First baseman inks contract worth a reported $2.75 million
BALTIMORE -- As recently as a few days ago, Kevin Millar jumped the gun by announcing he had signed a contract before he had even seen one. Now, the first baseman's statement is completely correct. Millar inked a one-year deal worth a reported $2.75 million to stay with Baltimore on Saturday, two days before the start of the Winter Meetings.
Part of the contract included a team option for the 2008 season, which will vest if Millar makes a certain amount of plate appearances. The gregarious veteran posted the second-highest on-base percentage (.374) of any Baltimore regular last season, and he'll likely split time between first base and designated hitter again next year.
Millar's completed pact is one of two the Orioles hope to announce in the next few days. Catcher Paul Bako has agreed to terms on a one-year deal worth $900,000, but he has to take a physical before it becomes official. Millar didn't have to take an exam, but he did have to get the contract and sign it before the team could announce it.
Earlier in the week, Baltimore executive Jim Duquette mused at Millar's comments, which ran in the Baltimore Sun.
"He went and announced his deal in typical Millar fashion," said Duquette, the team's vice president of baseball operations. "It's one of those things where we don't have a signed letter of agreement yet. Until we have that, we don't have anything official to announce."
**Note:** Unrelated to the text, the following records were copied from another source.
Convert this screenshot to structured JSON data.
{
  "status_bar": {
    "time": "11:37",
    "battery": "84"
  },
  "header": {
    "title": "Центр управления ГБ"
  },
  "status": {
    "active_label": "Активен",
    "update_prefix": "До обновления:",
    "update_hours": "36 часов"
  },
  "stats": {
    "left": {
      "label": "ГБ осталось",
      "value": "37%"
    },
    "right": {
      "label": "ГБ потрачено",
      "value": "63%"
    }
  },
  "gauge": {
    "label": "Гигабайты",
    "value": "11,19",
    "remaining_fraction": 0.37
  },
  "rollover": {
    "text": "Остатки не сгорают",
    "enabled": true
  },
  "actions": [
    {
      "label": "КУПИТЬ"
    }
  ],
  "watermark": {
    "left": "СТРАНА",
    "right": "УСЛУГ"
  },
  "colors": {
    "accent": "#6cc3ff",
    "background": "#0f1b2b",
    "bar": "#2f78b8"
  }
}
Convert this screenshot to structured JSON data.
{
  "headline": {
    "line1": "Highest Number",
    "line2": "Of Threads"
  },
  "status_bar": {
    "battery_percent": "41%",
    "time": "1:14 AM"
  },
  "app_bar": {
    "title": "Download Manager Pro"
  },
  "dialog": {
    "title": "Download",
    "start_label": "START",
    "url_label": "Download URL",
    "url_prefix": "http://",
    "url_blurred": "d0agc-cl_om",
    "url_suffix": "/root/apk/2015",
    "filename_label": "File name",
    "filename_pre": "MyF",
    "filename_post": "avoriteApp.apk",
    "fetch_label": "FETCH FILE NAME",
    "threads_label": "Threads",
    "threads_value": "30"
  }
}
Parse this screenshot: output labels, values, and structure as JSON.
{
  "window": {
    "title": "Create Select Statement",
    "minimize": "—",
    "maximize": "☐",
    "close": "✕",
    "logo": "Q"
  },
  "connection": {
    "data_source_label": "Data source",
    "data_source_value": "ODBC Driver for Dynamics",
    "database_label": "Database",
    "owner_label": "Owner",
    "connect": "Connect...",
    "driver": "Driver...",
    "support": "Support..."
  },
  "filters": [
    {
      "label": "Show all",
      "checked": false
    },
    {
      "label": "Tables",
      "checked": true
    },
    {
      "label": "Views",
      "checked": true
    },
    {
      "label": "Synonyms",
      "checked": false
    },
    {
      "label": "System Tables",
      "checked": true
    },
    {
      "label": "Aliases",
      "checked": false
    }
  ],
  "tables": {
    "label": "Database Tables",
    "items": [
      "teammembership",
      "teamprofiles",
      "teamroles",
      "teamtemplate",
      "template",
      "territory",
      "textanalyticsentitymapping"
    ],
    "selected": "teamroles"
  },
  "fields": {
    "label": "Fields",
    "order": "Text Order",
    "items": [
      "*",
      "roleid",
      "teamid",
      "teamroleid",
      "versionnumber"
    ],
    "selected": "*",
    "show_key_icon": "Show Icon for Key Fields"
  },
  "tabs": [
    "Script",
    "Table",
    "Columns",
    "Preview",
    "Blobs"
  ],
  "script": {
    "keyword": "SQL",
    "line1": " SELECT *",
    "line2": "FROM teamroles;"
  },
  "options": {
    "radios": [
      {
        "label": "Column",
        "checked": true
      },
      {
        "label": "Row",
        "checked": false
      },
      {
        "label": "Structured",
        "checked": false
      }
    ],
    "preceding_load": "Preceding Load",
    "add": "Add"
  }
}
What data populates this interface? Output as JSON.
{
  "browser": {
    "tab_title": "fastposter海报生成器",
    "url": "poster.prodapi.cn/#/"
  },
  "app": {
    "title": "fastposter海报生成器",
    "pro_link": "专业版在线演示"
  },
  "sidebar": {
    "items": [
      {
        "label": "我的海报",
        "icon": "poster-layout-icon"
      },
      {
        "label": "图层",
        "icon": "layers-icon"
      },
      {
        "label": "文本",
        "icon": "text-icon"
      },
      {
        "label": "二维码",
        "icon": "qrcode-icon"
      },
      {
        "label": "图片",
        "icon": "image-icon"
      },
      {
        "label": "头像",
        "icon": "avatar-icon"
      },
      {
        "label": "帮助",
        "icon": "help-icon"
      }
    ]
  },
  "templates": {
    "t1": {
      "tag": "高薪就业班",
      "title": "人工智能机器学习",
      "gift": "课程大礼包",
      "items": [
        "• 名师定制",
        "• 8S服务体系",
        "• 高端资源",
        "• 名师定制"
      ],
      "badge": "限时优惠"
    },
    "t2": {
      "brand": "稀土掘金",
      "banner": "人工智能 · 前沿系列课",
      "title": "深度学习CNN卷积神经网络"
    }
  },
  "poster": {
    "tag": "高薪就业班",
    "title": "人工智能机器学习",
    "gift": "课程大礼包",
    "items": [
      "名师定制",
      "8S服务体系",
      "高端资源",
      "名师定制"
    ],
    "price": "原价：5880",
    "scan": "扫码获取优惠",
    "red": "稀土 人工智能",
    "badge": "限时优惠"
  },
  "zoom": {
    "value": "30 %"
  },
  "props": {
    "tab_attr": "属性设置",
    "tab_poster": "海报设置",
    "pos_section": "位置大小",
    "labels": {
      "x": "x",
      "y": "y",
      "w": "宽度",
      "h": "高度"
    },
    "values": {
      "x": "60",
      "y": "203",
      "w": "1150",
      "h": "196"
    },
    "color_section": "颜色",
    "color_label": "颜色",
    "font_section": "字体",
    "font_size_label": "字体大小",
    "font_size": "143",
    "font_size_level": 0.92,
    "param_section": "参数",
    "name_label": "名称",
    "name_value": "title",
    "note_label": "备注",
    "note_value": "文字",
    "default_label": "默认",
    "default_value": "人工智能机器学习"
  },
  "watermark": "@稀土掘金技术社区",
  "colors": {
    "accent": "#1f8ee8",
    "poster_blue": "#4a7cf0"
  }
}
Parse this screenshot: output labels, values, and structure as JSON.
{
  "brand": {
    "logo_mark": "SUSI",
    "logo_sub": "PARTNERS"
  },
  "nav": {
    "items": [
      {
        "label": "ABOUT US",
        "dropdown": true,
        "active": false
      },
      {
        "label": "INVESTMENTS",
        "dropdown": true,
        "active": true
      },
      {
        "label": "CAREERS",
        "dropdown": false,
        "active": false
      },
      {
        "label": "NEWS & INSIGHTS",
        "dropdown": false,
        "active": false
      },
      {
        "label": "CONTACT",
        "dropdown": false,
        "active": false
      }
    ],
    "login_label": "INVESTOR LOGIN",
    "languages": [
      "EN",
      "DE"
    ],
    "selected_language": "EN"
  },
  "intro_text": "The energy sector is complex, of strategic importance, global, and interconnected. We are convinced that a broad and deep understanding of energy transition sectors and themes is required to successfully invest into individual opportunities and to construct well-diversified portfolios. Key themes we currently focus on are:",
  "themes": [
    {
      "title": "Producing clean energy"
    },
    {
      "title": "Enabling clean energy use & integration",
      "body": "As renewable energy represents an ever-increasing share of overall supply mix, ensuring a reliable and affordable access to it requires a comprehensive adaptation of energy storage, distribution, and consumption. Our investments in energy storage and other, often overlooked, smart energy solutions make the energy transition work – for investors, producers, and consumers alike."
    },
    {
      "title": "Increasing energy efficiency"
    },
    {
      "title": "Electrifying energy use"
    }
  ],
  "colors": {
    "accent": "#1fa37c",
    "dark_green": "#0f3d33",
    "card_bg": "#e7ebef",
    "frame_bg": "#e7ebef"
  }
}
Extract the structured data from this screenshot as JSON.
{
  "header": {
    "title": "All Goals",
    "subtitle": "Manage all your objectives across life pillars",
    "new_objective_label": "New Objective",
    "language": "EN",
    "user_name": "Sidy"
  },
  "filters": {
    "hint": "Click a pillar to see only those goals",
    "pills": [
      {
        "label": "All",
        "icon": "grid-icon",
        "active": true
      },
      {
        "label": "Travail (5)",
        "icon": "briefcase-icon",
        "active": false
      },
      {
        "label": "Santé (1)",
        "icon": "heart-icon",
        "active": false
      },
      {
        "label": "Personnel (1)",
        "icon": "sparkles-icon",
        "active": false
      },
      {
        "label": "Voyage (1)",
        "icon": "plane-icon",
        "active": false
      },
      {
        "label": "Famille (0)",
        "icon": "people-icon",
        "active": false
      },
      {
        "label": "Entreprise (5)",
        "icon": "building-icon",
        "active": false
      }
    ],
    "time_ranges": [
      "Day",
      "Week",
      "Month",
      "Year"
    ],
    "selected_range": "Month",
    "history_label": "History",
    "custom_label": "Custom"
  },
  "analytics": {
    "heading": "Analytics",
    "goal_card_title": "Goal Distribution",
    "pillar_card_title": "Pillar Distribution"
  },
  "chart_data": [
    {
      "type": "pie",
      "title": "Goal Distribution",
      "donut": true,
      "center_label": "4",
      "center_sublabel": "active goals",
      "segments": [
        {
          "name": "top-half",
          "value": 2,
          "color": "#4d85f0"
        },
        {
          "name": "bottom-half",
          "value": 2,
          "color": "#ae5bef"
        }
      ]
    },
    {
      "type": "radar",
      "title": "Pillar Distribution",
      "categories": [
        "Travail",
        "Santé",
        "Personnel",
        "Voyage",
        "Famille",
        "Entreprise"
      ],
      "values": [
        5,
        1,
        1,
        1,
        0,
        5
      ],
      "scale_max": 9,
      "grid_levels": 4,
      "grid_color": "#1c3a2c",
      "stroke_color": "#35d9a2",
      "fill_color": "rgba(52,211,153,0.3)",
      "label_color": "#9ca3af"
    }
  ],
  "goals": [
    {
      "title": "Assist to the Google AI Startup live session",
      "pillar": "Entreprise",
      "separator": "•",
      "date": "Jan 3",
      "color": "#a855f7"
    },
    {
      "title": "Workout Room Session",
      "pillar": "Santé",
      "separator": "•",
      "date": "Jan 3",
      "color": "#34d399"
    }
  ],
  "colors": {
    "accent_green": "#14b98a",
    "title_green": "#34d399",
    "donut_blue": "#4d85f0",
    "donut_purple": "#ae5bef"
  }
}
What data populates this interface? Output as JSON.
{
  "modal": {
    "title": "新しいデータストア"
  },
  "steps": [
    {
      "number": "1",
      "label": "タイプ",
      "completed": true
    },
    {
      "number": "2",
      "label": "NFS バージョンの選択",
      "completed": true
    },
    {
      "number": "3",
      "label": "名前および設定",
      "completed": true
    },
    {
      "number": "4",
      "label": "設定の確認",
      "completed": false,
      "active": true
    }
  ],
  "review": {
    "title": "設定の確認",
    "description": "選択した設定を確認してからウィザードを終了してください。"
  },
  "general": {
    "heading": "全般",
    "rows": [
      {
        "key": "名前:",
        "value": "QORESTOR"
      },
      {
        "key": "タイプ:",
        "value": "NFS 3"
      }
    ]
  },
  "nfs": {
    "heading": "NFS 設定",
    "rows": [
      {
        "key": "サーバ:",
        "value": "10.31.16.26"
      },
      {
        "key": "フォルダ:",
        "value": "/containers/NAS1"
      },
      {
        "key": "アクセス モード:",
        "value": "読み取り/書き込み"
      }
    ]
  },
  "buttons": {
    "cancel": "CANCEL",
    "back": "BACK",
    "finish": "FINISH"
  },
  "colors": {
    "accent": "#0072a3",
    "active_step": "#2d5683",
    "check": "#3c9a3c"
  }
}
That changed Saturday night, when Millar's signature finally reached the Baltimore offices. The right-handed hitter has had the Orioles on his mind all offseason, and he's been making recruiting calls on the team's behalf. Now that he's signed, the last true remaining vacancy is left field, where Jeff Conine and Brandon Fahey split time last year.
The Orioles had hoped to make a big splash in the outfield by signing either Carlos Lee or Alfonso Soriano, the two prize jewels of this winter's free-agent class. Lee signed with Houston, though, and Soriano inked a huge-dollar pact with the Chicago Cubs. Now, the O's will likely look to the trade front to find a power-hitting outfielder.
Virtually all of Baltimore's outfielders were left-handed hitters last season. Conine was the lone exception, and he was traded shortly before the deadline. The Orioles would like to get a right-handed hitter to balance out the lineup, but they're willing to trade or sign a left-handed bat if it represents a clear upgrade.
The Orioles have already had a decisive offseason, moving quickly to sign four free-agent relievers. Southpaw Jamie Walker and right-handers Scott Williamson, Chad Bradford and Danys Baez have all been signed to shore up the team's weakest area. Baltimore spent more than $40 million in that effort and aren't done shopping yet.
Millar's return represents a modest expenditure at a position that usually costs a lot of money. He was productive down the stretch last season -- batting .248 with six home runs before the All-Star break and .299 with nine homers after it -- and has been lauded as being a good clubhouse influence in Baltimore's youth-laden clubhouse.
"He brings -- just like a couple other guys we brought on board -- a winning type of mentality," Duquette said. "He came over here, and with his personality the way it is, he was trying to bring the team together. It was a difficult process for a lot of those guys in the first few months.
"But in the last two months of the season, I think we saw a significant turn in the clubhouse, just in the way the players started feeling about the direction of the team. I think he played a big part in turning that around."
The Orioles also announced two other roster moves. Brian Finch and Cory Morris were outrighted to Triple-A. Both pitchers were on the 40-man roster last year, and Morris spent three days with the parent club without pitching.
Spencer Fordin is a reporter for MLB.com. This story was not subject to the approval of Major League Baseball or its clubs.